Next, the president toured the base, he and his entourage in a limo, Johnson and the rest of the politicians on a bus in the convoy.
Lastly, it was time for a short briefing on Hurricane Michael from Air Force personnel, a chance for the politicians to talk amongst themselves, and then of course photos, with Mr. Trump, front and center, flipping a thumbs-up before heading off to a massively popular rally in Panama City Beach.
“I’m grateful to God and humbled by the opportunity presented today to lend the voice of my office to the cause of helping Northwest Florida communities impacted by Hurricane Michael receive much needed federal financial assistance,” Johnson wrote online, part of an internet presence he has expanded and polished over the last several years

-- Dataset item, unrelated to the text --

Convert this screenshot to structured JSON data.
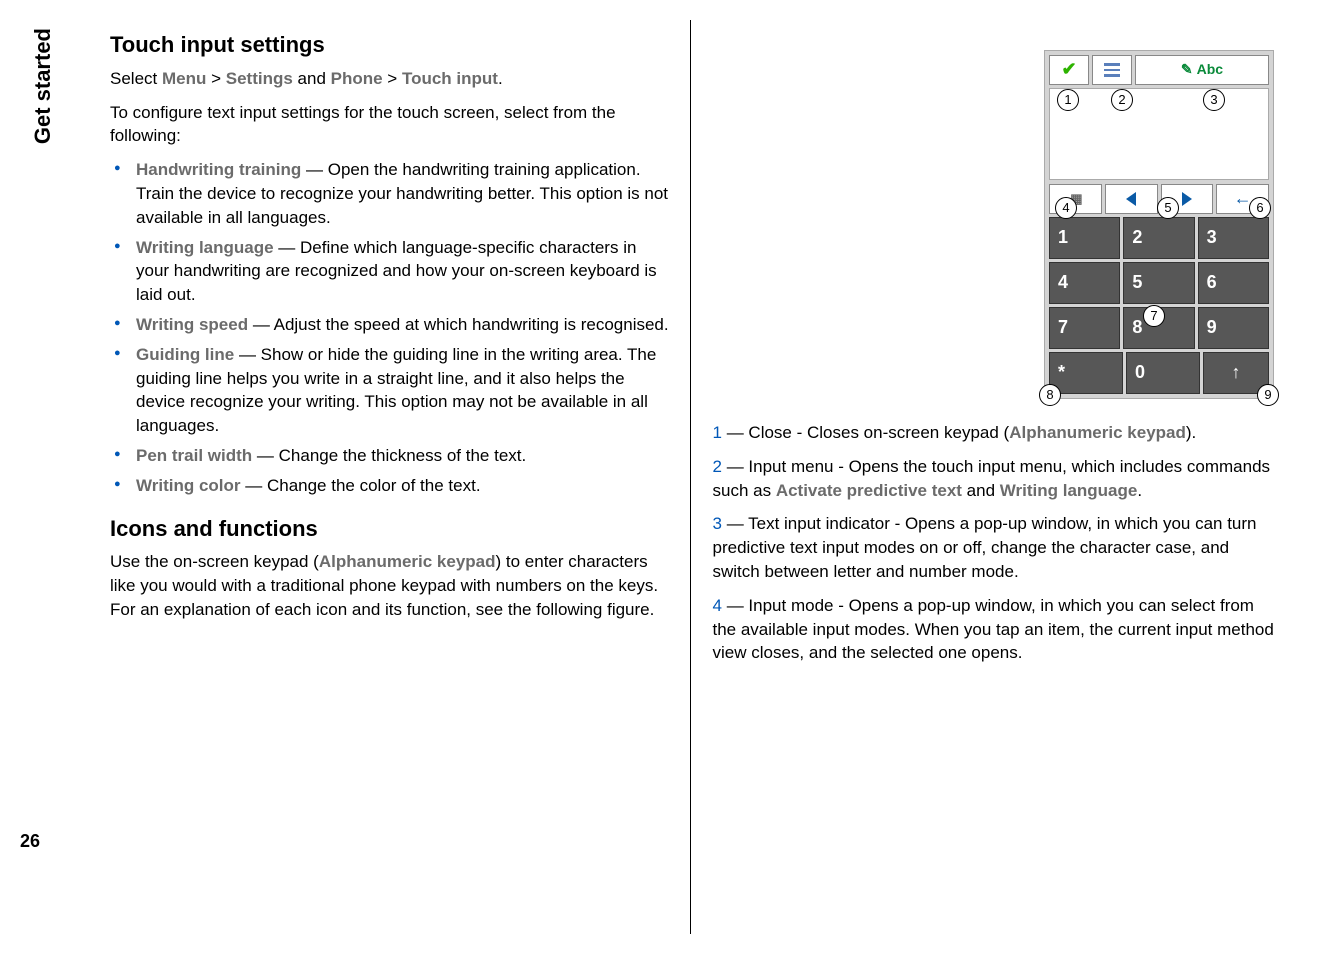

“We had an opportunity to converse with a very engaged president concerning the needs of Northwest Florida,” he wrote.
Johnson, the son of civil rights pioneers in a small Panhandle town in the years before it became a magnet for retirees, has cultivated a non-partisan political persona in his dozen years as mayor, accommodating and supportive of Democrats and Republicans alike.
He also, like Trump, has a healthy chunk of detractors to go along with his robust set of supporters, although they probably didn’t talk about the tribulations of their offices.
“Who would have ever thought that an African-American boy, born and raised in a small obscure coastal community like Apalachicola,” he wrote, listing his many interactions with state and national leaders, “(would) meet with a sitting U.S. president, all while remaining humble before his God?
“God is indeed Good and with Him all things are possible,” Johnson wrote.
The mayor had just returned from a trip to Mississippi, paid for by Gulf Power and organized by Opportunity Florida, to see how recovery from Hurricane Katrina had gone there, and in a portion of Alabama where they visited.
He said he saw how they rebuilt a Chevron refinery, and shipbuilding yard in Pascagoula, Mississippi and said he is confident, once appropriations are forthcoming from the federal government, the Panhandle will be able to rebound from Hurricane Michael.
“The things we talked about, is how they got appropriations through, with the disaster bill after Katrina,” he said. “They were able to get grants through CDBG (Community Development Blocks Grants) and rebuild Mississippi.
“When I got the call from the White House, I thought ‘his is one of the reasons I’m in Mississippi,’ said Johnson.